This is the best photo of this door, it was taken to show all the work to rebuild the kitchen cupboard, which had been ripped out but the outside frame remained. The door is just a massive slab of wood, no features (unless you include the dead locks and the big sticker on it which said Fire Door). We always left this door open.
One day our plumber said he had found a door in a skip and it would look just right. I smiled and inwardly thought “no it won’t” I knew it wouldn’t because it wouldn’t be big enough, it wouldn’t have the same detailing as the rest of the doors with the lines on it and therefore would look odd neither original or new.
He was insistent so he brought it round the next day, for FREE. Do you know what I was wrong and he was right It matched our joinery style. We needed to cut the door down it was so big and it fitted in with the dado and other doors as it had the same line detailing.
This was a modern cheap door, it was set on an angle and the door frame had been widened to encorporate it, this meant it bashed into all the other doors. We replaced it with a custom made door by Tansey joinery and then fitted it ourselves. the open section will be a new leaded window to match the screen opposite.
This photo was taken when we had all the alarms removed but it does show the carpet that was there when we moved in. Underneath were the original quarry tiles. It took a lot of elbow grease to clean the quarry tiles (to read how look at this post on restoring quarry tiles) but now the tiled floor starts outside the front door and flows all the way through the house to the back door.
The screen divide
This was moved back 60cm to the original position which gave the door its side window.
Ceiling Plaster work
When we moved the screen we discovered sections of the original cornice were missing. When the lead pipes had been adapted those pieces had been kept on the floor of the false ceiling.
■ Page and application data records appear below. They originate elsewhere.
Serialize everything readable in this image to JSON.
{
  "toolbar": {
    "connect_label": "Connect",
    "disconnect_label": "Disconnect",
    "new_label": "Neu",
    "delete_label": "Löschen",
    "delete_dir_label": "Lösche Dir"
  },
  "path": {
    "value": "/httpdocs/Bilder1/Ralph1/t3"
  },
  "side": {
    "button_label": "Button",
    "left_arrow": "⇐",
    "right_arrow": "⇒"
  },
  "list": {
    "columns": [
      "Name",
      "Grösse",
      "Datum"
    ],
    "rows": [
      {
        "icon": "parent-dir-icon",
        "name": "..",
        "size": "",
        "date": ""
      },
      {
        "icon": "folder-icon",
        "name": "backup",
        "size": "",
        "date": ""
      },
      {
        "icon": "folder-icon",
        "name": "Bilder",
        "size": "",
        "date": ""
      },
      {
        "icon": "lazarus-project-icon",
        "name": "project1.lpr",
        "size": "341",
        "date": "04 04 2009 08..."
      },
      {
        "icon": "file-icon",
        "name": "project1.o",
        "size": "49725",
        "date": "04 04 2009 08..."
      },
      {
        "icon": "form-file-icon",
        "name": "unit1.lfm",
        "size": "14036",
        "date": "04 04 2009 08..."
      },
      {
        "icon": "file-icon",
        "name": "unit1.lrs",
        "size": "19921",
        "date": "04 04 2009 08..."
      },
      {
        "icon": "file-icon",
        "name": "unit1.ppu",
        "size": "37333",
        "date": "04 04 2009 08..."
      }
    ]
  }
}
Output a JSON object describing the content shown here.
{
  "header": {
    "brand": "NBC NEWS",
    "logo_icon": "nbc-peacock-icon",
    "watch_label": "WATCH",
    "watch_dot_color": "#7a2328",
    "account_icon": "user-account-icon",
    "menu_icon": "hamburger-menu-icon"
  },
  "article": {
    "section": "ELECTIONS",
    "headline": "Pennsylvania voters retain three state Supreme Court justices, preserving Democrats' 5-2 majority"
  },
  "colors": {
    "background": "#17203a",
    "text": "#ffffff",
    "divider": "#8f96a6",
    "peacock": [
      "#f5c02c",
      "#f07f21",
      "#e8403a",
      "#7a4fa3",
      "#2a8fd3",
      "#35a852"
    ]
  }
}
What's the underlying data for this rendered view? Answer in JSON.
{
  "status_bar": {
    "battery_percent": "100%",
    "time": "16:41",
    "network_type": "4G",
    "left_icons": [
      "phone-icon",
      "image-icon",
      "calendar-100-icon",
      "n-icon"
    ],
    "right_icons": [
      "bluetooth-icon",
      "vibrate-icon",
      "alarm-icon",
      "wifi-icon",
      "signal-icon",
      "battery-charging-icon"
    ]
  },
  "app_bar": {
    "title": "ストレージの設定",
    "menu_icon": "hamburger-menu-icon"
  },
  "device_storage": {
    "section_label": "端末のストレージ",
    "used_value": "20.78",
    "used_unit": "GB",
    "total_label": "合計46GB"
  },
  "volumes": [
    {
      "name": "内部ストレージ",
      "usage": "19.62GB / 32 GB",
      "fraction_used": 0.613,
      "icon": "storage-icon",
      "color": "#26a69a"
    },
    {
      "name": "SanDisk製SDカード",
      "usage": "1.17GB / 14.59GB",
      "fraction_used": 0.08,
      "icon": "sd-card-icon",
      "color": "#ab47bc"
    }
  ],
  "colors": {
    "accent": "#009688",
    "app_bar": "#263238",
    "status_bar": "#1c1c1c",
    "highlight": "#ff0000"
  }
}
We were able to reuse these original pieces and stick them back up (once all the lead pipes had been taken out and the plumbing rerouted). There were also holes in the ceiling where the screen had been fixed and we also needed to move the light fitting to the new centre of the room.
This week the stained glass panel goes in the door and the painting of the ceiling, touch ups and final strip down and seal of the floor happens and then we will be ready to show you the after.
Here we go! Now when we show anyone our hardwork they think it was always this way, maybe we painted it and a new light but nothing else.